We listened to the LP on a Pear Audio Blue Capt. John Handy/Cornet 2 Turntable/Tonearm ($4,995), with an Ortofon Cadenza Black MC Cartridge ($2,750), an Ortofon ST 80 step-up transformer ($1,679), and a Pear Audio Blue Classic Phono stage ($1,995). This all went through a GamuT Di150 Limited Edition Dual-mono integrated amp ($11,990) to Larsen 8 Loudspeakers ($6,995/pair), with GamuT cables throughout. (I have read about the Cornet 2 Tonearm in both Michael Fremer's and Art Dudley's reviews of it, and have long been craving a listen.)

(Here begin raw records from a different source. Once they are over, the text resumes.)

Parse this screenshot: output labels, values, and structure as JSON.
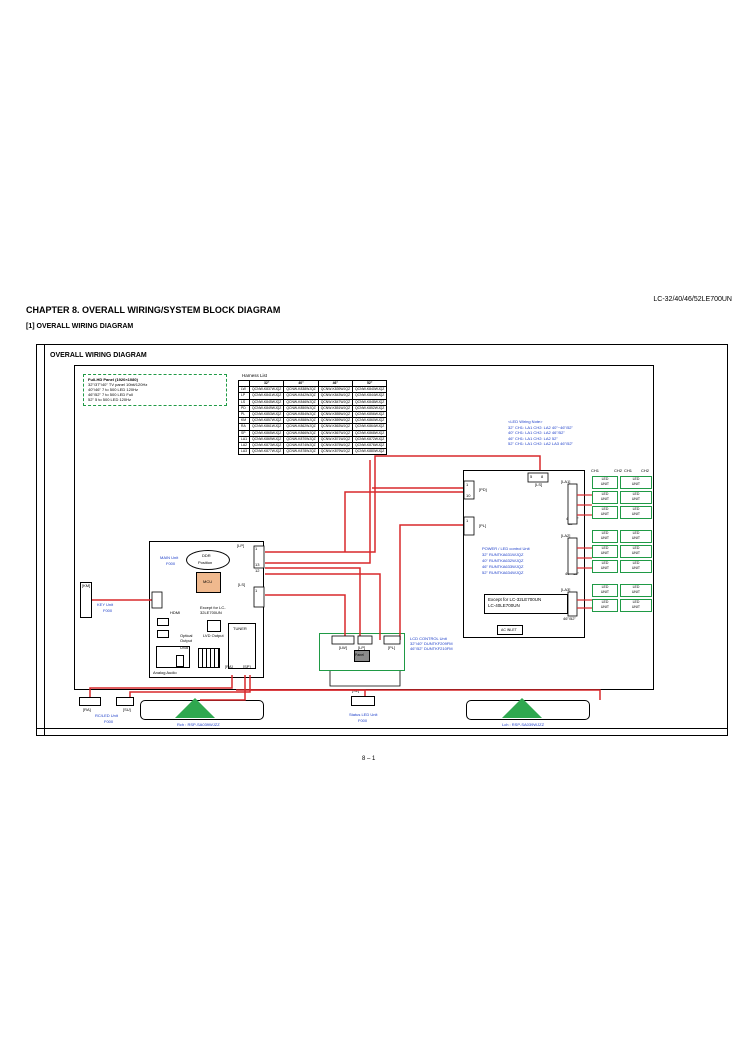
{
  "header": {
    "model": "LC-32/40/46/52LE700UN",
    "chapter": "CHAPTER 8. OVERALL WIRING/SYSTEM BLOCK DIAGRAM",
    "section": "[1] OVERALL WIRING DIAGRAM",
    "page_number": "8 – 1"
  },
  "diagram": {
    "title": "OVERALL WIRING DIAGRAM",
    "panel_note": [
      "Full-HD Panel (1920×1080)",
      "32\"/37\"/40\" TV panel 10bit/120Hz",
      "40\"/46\" 7 to 500 LED 120Hz",
      "46\"/52\" 7 to 500 LED Full",
      "52\" 5 to 500 LED 120Hz"
    ],
    "harness": {
      "title": "Harness List",
      "headers": [
        "",
        "32\"",
        "40\"",
        "46\"",
        "52\""
      ],
      "rows": [
        [
          "LW",
          "QCNW-K837WJQZ",
          "QCNW-K838WJQZ",
          "QCNW-K839WJQZ",
          "QCNW-K840WJQZ"
        ],
        [
          "LP",
          "QCNW-K841WJQZ",
          "QCNW-K842WJQZ",
          "QCNW-K843WJQZ",
          "QCNW-K844WJQZ"
        ],
        [
          "LS",
          "QCNW-K845WJQZ",
          "QCNW-K846WJQZ",
          "QCNW-K847WJQZ",
          "QCNW-K848WJQZ"
        ],
        [
          "PD",
          "QCNW-K849WJQZ",
          "QCNW-K850WJQZ",
          "QCNW-K851WJQZ",
          "QCNW-K852WJQZ"
        ],
        [
          "PL",
          "QCNW-K853WJQZ",
          "QCNW-K854WJQZ",
          "QCNW-K855WJQZ",
          "QCNW-K856WJQZ"
        ],
        [
          "KM",
          "QCNW-K857WJQZ",
          "QCNW-K858WJQZ",
          "QCNW-K859WJQZ",
          "QCNW-K860WJQZ"
        ],
        [
          "RA",
          "QCNW-K861WJQZ",
          "QCNW-K862WJQZ",
          "QCNW-K863WJQZ",
          "QCNW-K864WJQZ"
        ],
        [
          "SP",
          "QCNW-K865WJQZ",
          "QCNW-K866WJQZ",
          "QCNW-K867WJQZ",
          "QCNW-K868WJQZ"
        ],
        [
          "LA1",
          "QCNW-K869WJQZ",
          "QCNW-K870WJQZ",
          "QCNW-K871WJQZ",
          "QCNW-K872WJQZ"
        ],
        [
          "LA2",
          "QCNW-K873WJQZ",
          "QCNW-K874WJQZ",
          "QCNW-K875WJQZ",
          "QCNW-K876WJQZ"
        ],
        [
          "LA3",
          "QCNW-K877WJQZ",
          "QCNW-K878WJQZ",
          "QCNW-K879WJQZ",
          "QCNW-K880WJQZ"
        ]
      ]
    },
    "led_notes": [
      "<LED Wiring Note>",
      "32\" CH1: LA1 CH2: LA2 40\"~46\"/52\"",
      "40\" CH1: LA1 CH2: LA2 46\"/52\"",
      "46\" CH1: LA1 CH2: LA2 52\"",
      "52\" CH1: LA1 CH2: LA2 LA3 46\"/52\""
    ],
    "boards": {
      "main": {
        "title": "MAIN Unit",
        "code": "F000",
        "ddr": "DDR",
        "ddr_pos": "Position",
        "mcu": "MCU",
        "hdmi": "HDMI",
        "tuner": "TUNER",
        "optical": "Optical Output",
        "usb": "USB",
        "except_note": "Except for LC-32LE700UN",
        "lvd": "LVD Output",
        "analog": "Analog Audio",
        "antenna": "Analog Input"
      },
      "power": {
        "title": "POWER / LED control Unit",
        "lines": [
          "32\" RUNTKA631WJQZ",
          "40\" RUNTKA632WJQZ",
          "46\" RUNTKA633WJQZ",
          "52\" RUNTKA634WJQZ"
        ],
        "ac_inlet": "AC INLET"
      },
      "except": {
        "line1": "Except for LC-32LE700UN",
        "line2": "LC-40LE700UN"
      },
      "lcd_ctrl": {
        "title": "LCD CONTROL Unit",
        "lines": [
          "32\"/40\" DUNTKF209FM",
          "46\"/52\" DUNTKF210FM"
        ],
        "panel": "Panel"
      },
      "key": {
        "title": "KEY Unit",
        "code": "F000"
      },
      "rc_led": {
        "title": "RC/LED Unit",
        "code": "F000"
      },
      "status_led": {
        "title": "Status LED Unit",
        "code": "F000"
      }
    },
    "connectors": {
      "LP": "[LP]",
      "LS": "[LS]",
      "LW": "[LW]",
      "PL": "[PL]",
      "PD": "[PD]",
      "KM": "[KM]",
      "RA": "[RA]",
      "SP": "[SP]",
      "LA1": "[LA1]",
      "LA2": "[LA2]",
      "LA3": "[LA3]",
      "SL": "[SL]",
      "KM2": "[KM]",
      "SU": "[SU]"
    },
    "pins": [
      "1",
      "13",
      "12",
      "1",
      "3",
      "4",
      "1",
      "10",
      "1",
      "1",
      "5",
      "8",
      "1",
      "14",
      "13",
      "1",
      "2"
    ],
    "led_units": {
      "label1": "LED",
      "label2": "UNIT",
      "channels": [
        "CH1",
        "CH2",
        "CH1",
        "CH2"
      ]
    },
    "sizes": [
      "32\"",
      "40\"/52\"",
      "40\"~52\"",
      "46\"/52\""
    ],
    "speakers": {
      "right": "Rch : RSP-SA039WJZZ",
      "left": "Lch : RSP-SA039WJZZ"
    }
  }
}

I loved the entire system immediately, like it was my own. But better. It was that sort of warm, nostalgic sound that made me feel at home. But better. With a deep, full bass, thick, creamy mid-layers, and the gentlest of highs, I realized: this is my favorite room of the show. But better.
Adding to the room's friendliness, a kind show attendee named John Russ saw that I was struggling to find a good angle with my borrowed DSLR, and offered to help; the two pics above are by him.
Aside from show reports, my side job at RMAF 2016 was to periodically check on Stereophile's stand in the lobby and make sure the magazine stacks were full. I'd do this a few times throughout the day, and each time, I'd have spontaneous conversations in passing with Todd Garfinkle, producer/engineer/creator/brain behind MA Recordings, which was on the way to the Stereophile stand.
This time, as the show was coming to an end, I decided to stop by and have a proper listen. Todd told me about how MA Recordings was started in Japan in 1988, and that his recordings are produced with two omni-directional microphones, which are then fed into handmade recording equipment. Very audiophile.
I requested the Goldberg Variations, which seems to have become my usual. He paired me with Ito Ema, a Japanese pianist I had never listened to before. Ito plays beautifully on her own 1903 Steinway D Concert Grand Piano. The recording was done in Harmony Hall, Matsumoto, Japan, in February of 1994. I am a creature of habit, which means that I usually opt to listen to Glenn Gould's or Murray Perahia's Goldberg Variations, like I'm on classical-music autopilot. And it works for conversational purposes, because most people I've encountered prefer Gould blindly to all others. But Ema's take was a slap of fresh air (yes, a slap), because it forced me to immerse myself in a completely different mindset. Her flow, choice of breaths, and added sensitivity hit me. Hard. Next time I see Todd Garfinkle at a show, I won't wait till the end of the second day to take a listen: the man knows what he's doing.